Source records
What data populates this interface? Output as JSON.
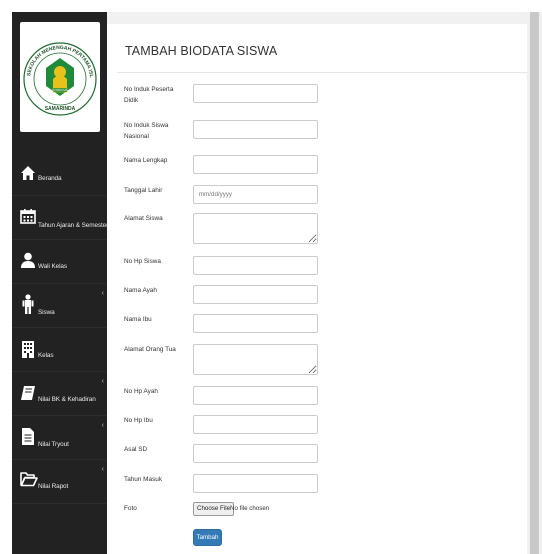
{
  "sidebar": {
    "logo": {
      "top_arc_text": "SEKOLAH MENENGAH PERTAMA ISLAM TERPADU",
      "bottom_text": "SAMARINDA",
      "center_text": "CORDOVA"
    },
    "items": [
      {
        "label": "Beranda",
        "icon": "home-icon",
        "has_caret": false
      },
      {
        "label": "Tahun Ajaran & Semester",
        "icon": "calendar-icon",
        "has_caret": false
      },
      {
        "label": "Wali Kelas",
        "icon": "user-icon",
        "has_caret": false
      },
      {
        "label": "Siswa",
        "icon": "child-icon",
        "has_caret": true
      },
      {
        "label": "Kelas",
        "icon": "building-icon",
        "has_caret": false
      },
      {
        "label": "Nilai BK & Kehadiran",
        "icon": "book-icon",
        "has_caret": true
      },
      {
        "label": "Nilai Tryout",
        "icon": "file-icon",
        "has_caret": true
      },
      {
        "label": "Nilai Rapot",
        "icon": "folder-open-icon",
        "has_caret": true
      }
    ],
    "caret": "‹"
  },
  "main": {
    "title": "TAMBAH BIODATA SISWA",
    "fields": [
      {
        "label": "No Induk Peserta Didik",
        "type": "text",
        "value": "",
        "placeholder": ""
      },
      {
        "label": "No Induk Siswa Nasional",
        "type": "text",
        "value": "",
        "placeholder": ""
      },
      {
        "label": "Nama Lengkap",
        "type": "text",
        "value": "",
        "placeholder": ""
      },
      {
        "label": "Tanggal Lahir",
        "type": "date",
        "value": "",
        "placeholder": "mm/dd/yyyy"
      },
      {
        "label": "Alamat Siswa",
        "type": "textarea",
        "value": "",
        "placeholder": ""
      },
      {
        "label": "No Hp Siswa",
        "type": "text",
        "value": "",
        "placeholder": ""
      },
      {
        "label": "Nama Ayah",
        "type": "text",
        "value": "",
        "placeholder": ""
      },
      {
        "label": "Nama Ibu",
        "type": "text",
        "value": "",
        "placeholder": ""
      },
      {
        "label": "Alamat Orang Tua",
        "type": "textarea",
        "value": "",
        "placeholder": ""
      },
      {
        "label": "No Hp Ayah",
        "type": "text",
        "value": "",
        "placeholder": ""
      },
      {
        "label": "No Hp Ibu",
        "type": "text",
        "value": "",
        "placeholder": ""
      },
      {
        "label": "Asal SD",
        "type": "text",
        "value": "",
        "placeholder": ""
      },
      {
        "label": "Tahun Masuk",
        "type": "text",
        "value": "",
        "placeholder": ""
      }
    ],
    "photo": {
      "label": "Foto",
      "button_label": "Choose File",
      "status_text": "No file chosen"
    },
    "submit_label": "Tambah"
  },
  "colors": {
    "sidebar_bg": "#222222",
    "submit_bg": "#337ab7",
    "logo_green": "#1e8a3a",
    "logo_yellow": "#e8c21b"
  }
}
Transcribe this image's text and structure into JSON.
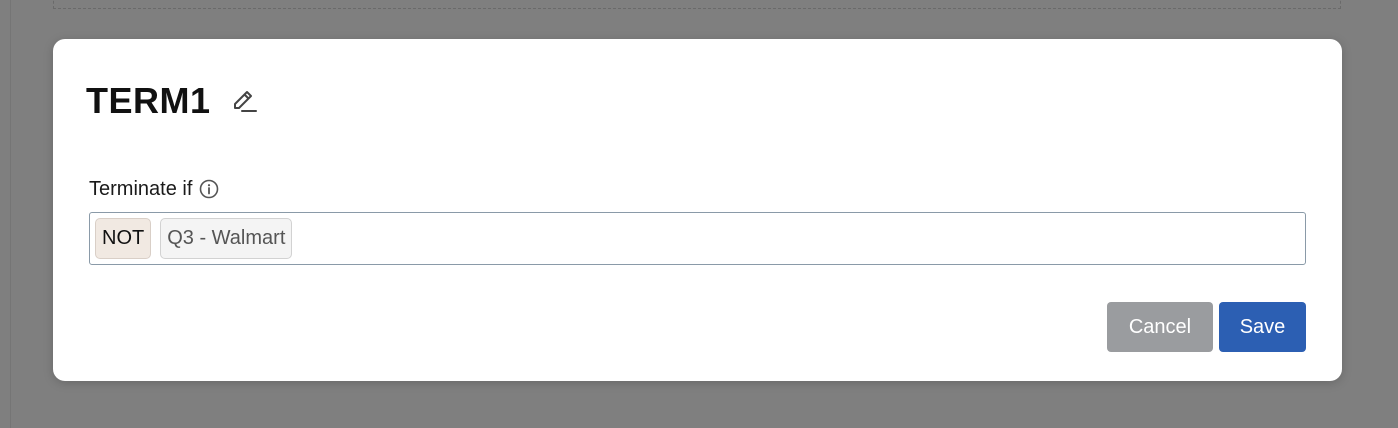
{
  "dialog": {
    "title": "TERM1",
    "edit_icon": "pencil-edit-icon",
    "field_label": "Terminate if",
    "info_icon": "info-circle-icon",
    "chips": [
      {
        "label": "NOT",
        "kind": "operator"
      },
      {
        "label": "Q3 - Walmart",
        "kind": "condition"
      }
    ],
    "buttons": {
      "cancel": "Cancel",
      "save": "Save"
    }
  },
  "colors": {
    "overlay": "#7f7f7f",
    "save_button": "#2c5fb3",
    "cancel_button": "#9a9c9f",
    "not_chip": "#f1e9e2",
    "condition_chip": "#f4f4f4"
  }
}
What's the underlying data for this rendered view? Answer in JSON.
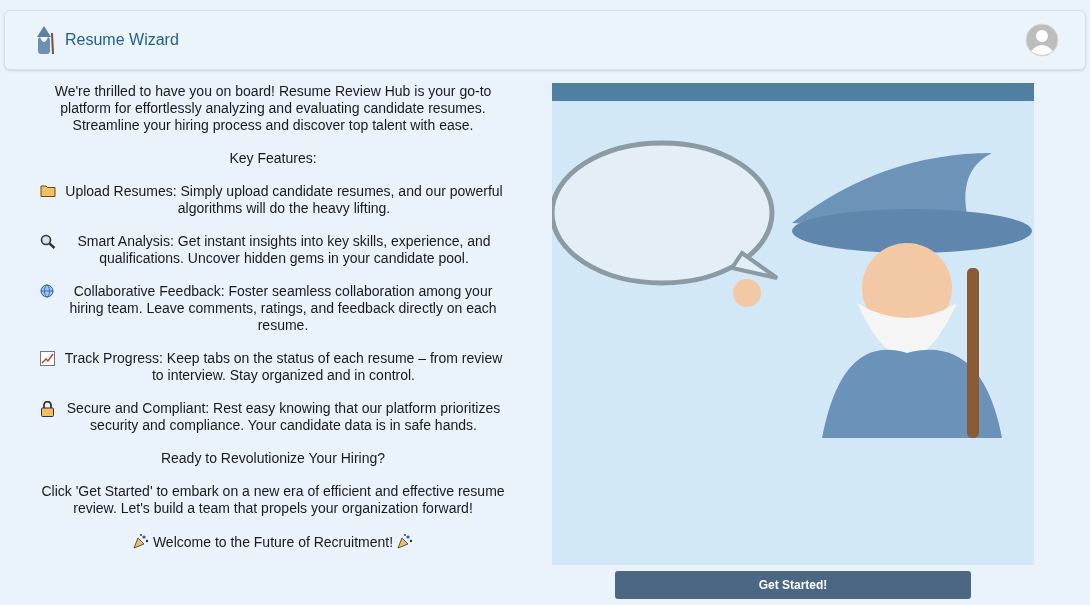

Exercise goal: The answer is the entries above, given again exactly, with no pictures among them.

Response for this exercise:
What data populates this interface? Output as JSON.
{
  "sidebar": {
    "logo": {
      "top_arc_text": "SEKOLAH MENENGAH PERTAMA ISLAM TERPADU",
      "bottom_text": "SAMARINDA",
      "center_text": "CORDOVA"
    },
    "items": [
      {
        "label": "Beranda",
        "icon": "home-icon",
        "has_caret": false
      },
      {
        "label": "Tahun Ajaran & Semester",
        "icon": "calendar-icon",
        "has_caret": false
      },
      {
        "label": "Wali Kelas",
        "icon": "user-icon",
        "has_caret": false
      },
      {
        "label": "Siswa",
        "icon": "child-icon",
        "has_caret": true
      },
      {
        "label": "Kelas",
        "icon": "building-icon",
        "has_caret": false
      },
      {
        "label": "Nilai BK & Kehadiran",
        "icon": "book-icon",
        "has_caret": true
      },
      {
        "label": "Nilai Tryout",
        "icon": "file-icon",
        "has_caret": true
      },
      {
        "label": "Nilai Rapot",
        "icon": "folder-open-icon",
        "has_caret": true
      }
    ],
    "caret": "‹"
  },
  "main": {
    "title": "TAMBAH BIODATA SISWA",
    "fields": [
      {
        "label": "No Induk Peserta Didik",
        "type": "text",
        "value": "",
        "placeholder": ""
      },
      {
        "label": "No Induk Siswa Nasional",
        "type": "text",
        "value": "",
        "placeholder": ""
      },
      {
        "label": "Nama Lengkap",
        "type": "text",
        "value": "",
        "placeholder": ""
      },
      {
        "label": "Tanggal Lahir",
        "type": "date",
        "value": "",
        "placeholder": "mm/dd/yyyy"
      },
      {
        "label": "Alamat Siswa",
        "type": "textarea",
        "value": "",
        "placeholder": ""
      },
      {
        "label": "No Hp Siswa",
        "type": "text",
        "value": "",
        "placeholder": ""
      },
      {
        "label": "Nama Ayah",
        "type": "text",
        "value": "",
        "placeholder": ""
      },
      {
        "label": "Nama Ibu",
        "type": "text",
        "value": "",
        "placeholder": ""
      },
      {
        "label": "Alamat Orang Tua",
        "type": "textarea",
        "value": "",
        "placeholder": ""
      },
      {
        "label": "No Hp Ayah",
        "type": "text",
        "value": "",
        "placeholder": ""
      },
      {
        "label": "No Hp Ibu",
        "type": "text",
        "value": "",
        "placeholder": ""
      },
      {
        "label": "Asal SD",
        "type": "text",
        "value": "",
        "placeholder": ""
      },
      {
        "label": "Tahun Masuk",
        "type": "text",
        "value": "",
        "placeholder": ""
      }
    ],
    "photo": {
      "label": "Foto",
      "button_label": "Choose File",
      "status_text": "No file chosen"
    },
    "submit_label": "Tambah"
  },
  "colors": {
    "sidebar_bg": "#222222",
    "submit_bg": "#337ab7",
    "logo_green": "#1e8a3a",
    "logo_yellow": "#e8c21b"
  }
}
Transcribe this image's text and structure into JSON.
{
  "dialog": {
    "title": "TERM1",
    "edit_icon": "pencil-edit-icon",
    "field_label": "Terminate if",
    "info_icon": "info-circle-icon",
    "chips": [
      {
        "label": "NOT",
        "kind": "operator"
      },
      {
        "label": "Q3 - Walmart",
        "kind": "condition"
      }
    ],
    "buttons": {
      "cancel": "Cancel",
      "save": "Save"
    }
  },
  "colors": {
    "overlay": "#7f7f7f",
    "save_button": "#2c5fb3",
    "cancel_button": "#9a9c9f",
    "not_chip": "#f1e9e2",
    "condition_chip": "#f4f4f4"
  }
}
What's the underlying data for this rendered view? Answer in JSON.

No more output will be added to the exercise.